The puzzle is laid out…

The COHU participants met for the second time at the Radisson Blu Royal in Kamppi, Helsinki on 5 April. In this second dialogue, we wanted to dig deeper and look for a joint denominator in the problems the companies were facing. We got rid of tables, sat close to one another in a circle and let our ideas fly.

In the warm-up discussion, we asked about the participants’ impressions of the first meeting. The general feeling was that the two parties started really far from each other and that in many cases, the companies’ problems would not require research collaboration – the answers were readily available in many research teams and the main question was finding the right people. This was just as expected: the whole point of the COHU exercise is to find the best way to get people from very different backgrounds to talk with each other in a meaningful way.

Next, we regrouped into two teams with roughly similar issues to discuss. All of the problems raised had multiple aspects and many of them were really “wicked”, requiring a multidisciplinary approach to be solved. It was clear that the companies were facing similar problems but each expressed them in
their own way and from their own point of view.
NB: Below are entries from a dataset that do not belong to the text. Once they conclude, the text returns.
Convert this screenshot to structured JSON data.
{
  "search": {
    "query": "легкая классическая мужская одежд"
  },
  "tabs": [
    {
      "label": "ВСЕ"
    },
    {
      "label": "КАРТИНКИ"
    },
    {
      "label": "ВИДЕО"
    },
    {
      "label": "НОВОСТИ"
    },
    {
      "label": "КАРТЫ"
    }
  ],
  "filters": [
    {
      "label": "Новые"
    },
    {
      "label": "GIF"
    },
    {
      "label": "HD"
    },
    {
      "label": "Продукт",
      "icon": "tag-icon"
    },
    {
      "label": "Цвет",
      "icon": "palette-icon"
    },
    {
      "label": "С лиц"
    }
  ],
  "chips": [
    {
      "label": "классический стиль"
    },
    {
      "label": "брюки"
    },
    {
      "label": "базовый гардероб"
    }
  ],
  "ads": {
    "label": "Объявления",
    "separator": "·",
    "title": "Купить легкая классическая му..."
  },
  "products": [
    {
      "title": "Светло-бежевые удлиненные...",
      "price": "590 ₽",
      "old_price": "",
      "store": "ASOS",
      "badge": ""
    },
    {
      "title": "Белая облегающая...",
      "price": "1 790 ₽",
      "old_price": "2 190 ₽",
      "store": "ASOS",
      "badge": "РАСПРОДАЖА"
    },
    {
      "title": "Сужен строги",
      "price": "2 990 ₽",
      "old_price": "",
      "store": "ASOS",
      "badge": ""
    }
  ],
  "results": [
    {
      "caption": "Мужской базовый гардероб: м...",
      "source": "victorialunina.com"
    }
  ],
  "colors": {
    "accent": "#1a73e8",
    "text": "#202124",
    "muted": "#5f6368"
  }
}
The researchers raised clarifying questions and new, sometimes surprising viewpoints, and were often able to point out larger issues at hand from which the various practical problems rose. The business people welcomed this and admitted that sometimes, when there simply isn’t enough time to think of the real issues behind the problem, companies may resort to quick-fixes that then give rise to new problems that again require solving. It was interesting to see how the discussions got deeper and the business people started going over one another’s questions as well instead of concentrating only on their own ones.

Little by little, we got closer to a joint understanding of the critical issues. We ended up with a set of key questions that need to be solved before a long-term solution for the companies’ problems can be found. The discussion time was over far to quickly, and we moved to a delicious buffet lunch to continue getting to know one another better.

In the following workshops we will move closer to solutions. In problem solving, the key issue is to understand what it is that we are actually talking about. Different viewpoints and clarity about concepts are necessary to open the knot. The companies expect tangible answers but research doesn’t always provide simple recipes. Instead, we find new points of entry and start seeing the wood from the trees. From this, we can get to solutions that are more than quick fixes – long-term and innovative.

Antti Hautamäki

Tanja Suni